There is a thing in space that's 10 miles in diameter and powering an explosion 20 times brighter than every star in the Milky Way galaxy—combined. The explosion is thought to be a "superluminous supernova" and has been designated ASAS-SN-15lh. It is 200 times brighter than a typical supernova and 570 billion times brighter than the Sun. Details of the phenomenon were published today in Science

ASAS-SN-15lh (the first part is pronounced "assassin") doubles the previous record for brightest known supernova. It was discovered by scientists with the All Sky Automated Survey for SuperNovae (ASAS-SN) project. Based at Ohio State University, the project involves the combined efforts of scientists and telescopes around the world. According to its website, ASAS-SN's goal is to "automatically survey the entire visible sky every night down to about 17th magnitude, more than 25,000 times deeper than human eye."

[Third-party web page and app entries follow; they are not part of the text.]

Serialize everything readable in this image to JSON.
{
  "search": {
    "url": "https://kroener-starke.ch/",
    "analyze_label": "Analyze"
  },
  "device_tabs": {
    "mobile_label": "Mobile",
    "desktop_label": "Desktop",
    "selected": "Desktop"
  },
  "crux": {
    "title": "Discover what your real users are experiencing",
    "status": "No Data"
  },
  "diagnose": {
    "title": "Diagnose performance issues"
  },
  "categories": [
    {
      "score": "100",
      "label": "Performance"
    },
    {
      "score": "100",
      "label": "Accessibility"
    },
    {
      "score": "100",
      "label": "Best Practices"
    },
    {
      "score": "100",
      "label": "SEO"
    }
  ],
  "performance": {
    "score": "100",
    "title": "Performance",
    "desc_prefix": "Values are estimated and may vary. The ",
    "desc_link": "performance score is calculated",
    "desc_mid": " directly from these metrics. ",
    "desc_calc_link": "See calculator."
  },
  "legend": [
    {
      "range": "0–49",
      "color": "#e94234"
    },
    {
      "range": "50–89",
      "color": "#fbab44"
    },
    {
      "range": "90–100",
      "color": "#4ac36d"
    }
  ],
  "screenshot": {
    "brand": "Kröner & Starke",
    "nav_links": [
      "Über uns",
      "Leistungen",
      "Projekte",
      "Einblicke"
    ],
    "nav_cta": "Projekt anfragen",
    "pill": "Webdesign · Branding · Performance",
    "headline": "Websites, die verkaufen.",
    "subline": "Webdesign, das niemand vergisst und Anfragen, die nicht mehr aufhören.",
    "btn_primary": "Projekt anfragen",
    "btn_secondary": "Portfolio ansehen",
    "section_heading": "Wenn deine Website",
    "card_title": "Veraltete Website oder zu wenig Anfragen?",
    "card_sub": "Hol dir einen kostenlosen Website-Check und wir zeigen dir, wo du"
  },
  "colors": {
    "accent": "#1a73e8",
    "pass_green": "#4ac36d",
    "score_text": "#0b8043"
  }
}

A supernova is a star that explodes and emits a tremendous amount of light. (Don't worry, though—our Sun lacks the mass to go supernova. Instead, in about 7.5 billion years it'll become a red giant, shed its skin, and form a nebula. In the process, it will erase our planet from the universe.) A star that has gone supernova collapses in on itself and can form a neutron star.

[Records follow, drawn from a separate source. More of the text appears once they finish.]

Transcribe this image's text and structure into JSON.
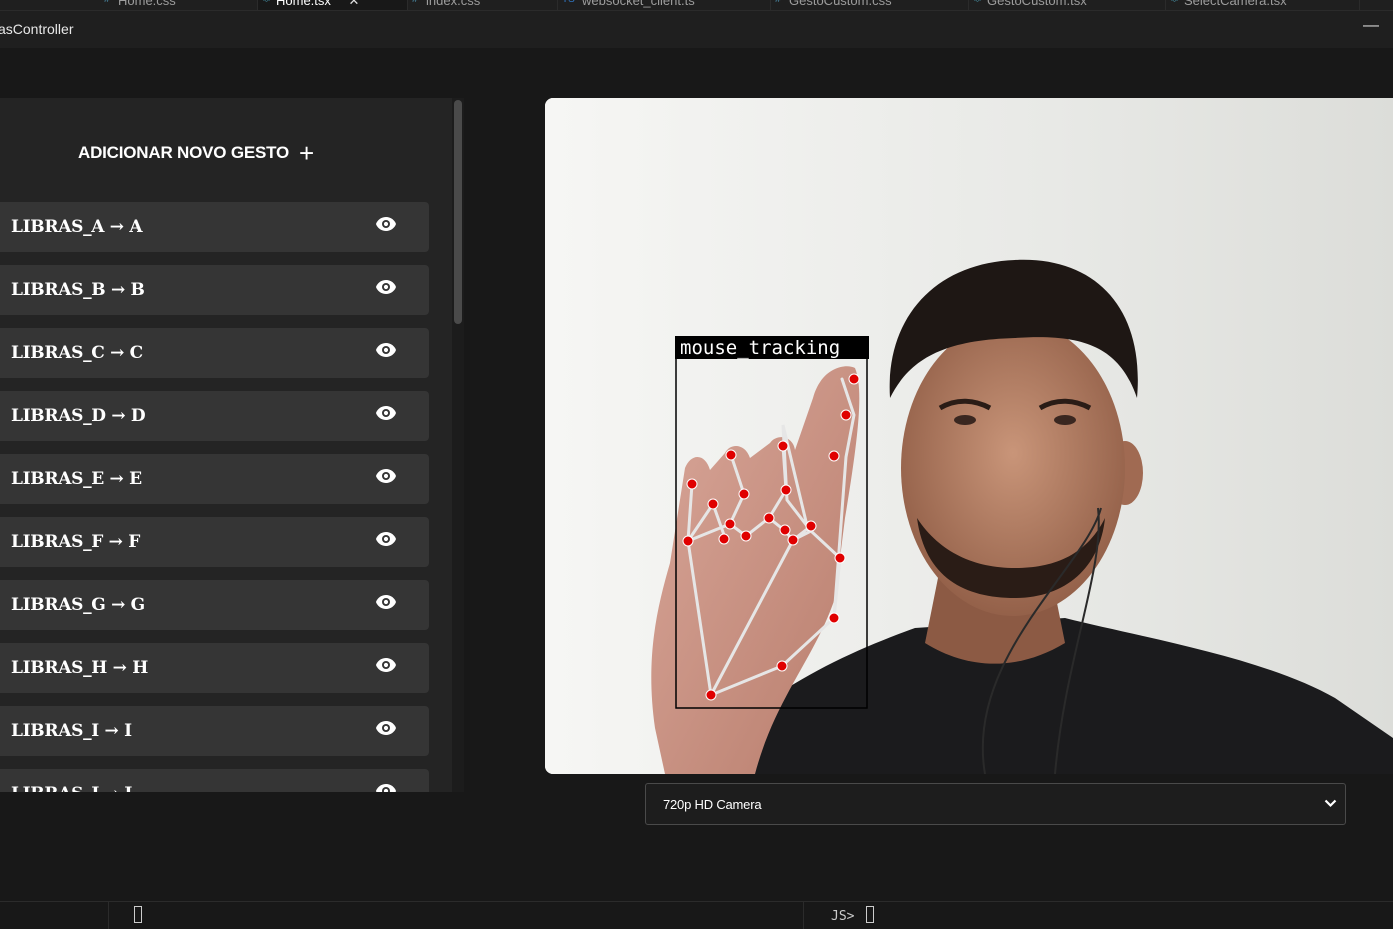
{
  "editor": {
    "tabs": [
      {
        "label": "Home.css",
        "icon": "css-icon"
      },
      {
        "label": "Home.tsx",
        "icon": "react-icon",
        "active": true
      },
      {
        "label": "index.css",
        "icon": "css-icon"
      },
      {
        "label": "websocket_client.ts",
        "icon": "ts-icon"
      },
      {
        "label": "GestoCustom.css",
        "icon": "css-icon"
      },
      {
        "label": "GestoCustom.tsx",
        "icon": "react-icon"
      },
      {
        "label": "SelectCamera.tsx",
        "icon": "react-icon"
      }
    ],
    "close_glyph": "✕"
  },
  "window": {
    "title": "asController",
    "minimize_glyph": "—"
  },
  "panel": {
    "add_button_label": "ADICIONAR NOVO GESTO",
    "add_icon": "+",
    "gestures": [
      {
        "label": "LIBRAS_A → A"
      },
      {
        "label": "LIBRAS_B → B"
      },
      {
        "label": "LIBRAS_C → C"
      },
      {
        "label": "LIBRAS_D → D"
      },
      {
        "label": "LIBRAS_E → E"
      },
      {
        "label": "LIBRAS_F → F"
      },
      {
        "label": "LIBRAS_G → G"
      },
      {
        "label": "LIBRAS_H → H"
      },
      {
        "label": "LIBRAS_I → I"
      },
      {
        "label": "LIBRAS_J → J"
      }
    ],
    "eye_icon": "eye-icon"
  },
  "camera": {
    "overlay_label": "mouse_tracking",
    "device_selected": "720p HD Camera",
    "chevron_icon": "chevron-down-icon"
  },
  "terminal": {
    "prompt": "JS>"
  },
  "colors": {
    "landmark": "#e00000",
    "connection": "#e6e6e6",
    "background": "#181818",
    "panel": "#242424",
    "item": "#353535"
  }
}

A magnetar is an extremely rare, spinning neutron star with a massively strong magnetic field. They are thought to power superluminous supernovae like the one just discovered. Because of the immensity of ASAS-SN-15lh, however, scientists are scratching their heads. “It takes a lot of energy to shine that bright, and that energy has to come from somewhere,” said Krzysztof Stanek, co-principal investigator of the ASAS-SN team. "If it really is a magnetar, it’s as if nature took everything we know about magnetars and turned it up to 11." 

According to lead author Subo Dong, “The honest answer is at this point that we do not know what could be the power source for ASASSN-15lh." A magnetar of this strength tests the limits of the laws of physics: “The explosion’s mechanism and power source remain shrouded in mystery because all known theories meet serious challenges in explaining the immense amount of energy ASASSN-15lh has radiated.”

Below, you can see before-and-after pseudo-color images showing, at left, the host galaxy before the explosion of ASASSN-15lh, taken by the Dark Energy Camera (DECam); and at right, the supernova, captured by the Las Cumbres Observatory Global Telescope Network (LCOGT) 1-meter telescope network.

The Dark Energy Survey, B. Shappee and the ASAS-SN team


Superluminous supernovae are a relatively new discovery. Observers have been noting the appearance of supernovae for 2000 years, but have only observed this super-bright variety for 20. Even though they're much brighter than average supernovae, they're much harder to find, as they usually spawn in dim, distant galaxies with high rates of star formation.

ASAS-SN-15lh is 3.8 billion light-years away, but its galaxy isn't all that dim, which compounds the mystery. (In fact, the galaxy is brighter than our own.) Scientists hope that by determining what's at the heart of ASAS-SN-15lh they will be able to search for others like it.

The team studying ASAS-SN-15lh has been granted time on the Hubble Space Telescope for later this year. A closer look at the phenomenon and its surrounding galaxy should help unlock the nature of its power source. “ASASSN-15lh may lead to new thinking and new observations of the whole class of superluminous supernova," said Dong, "and we look forward to plenty more of both in the years ahead.”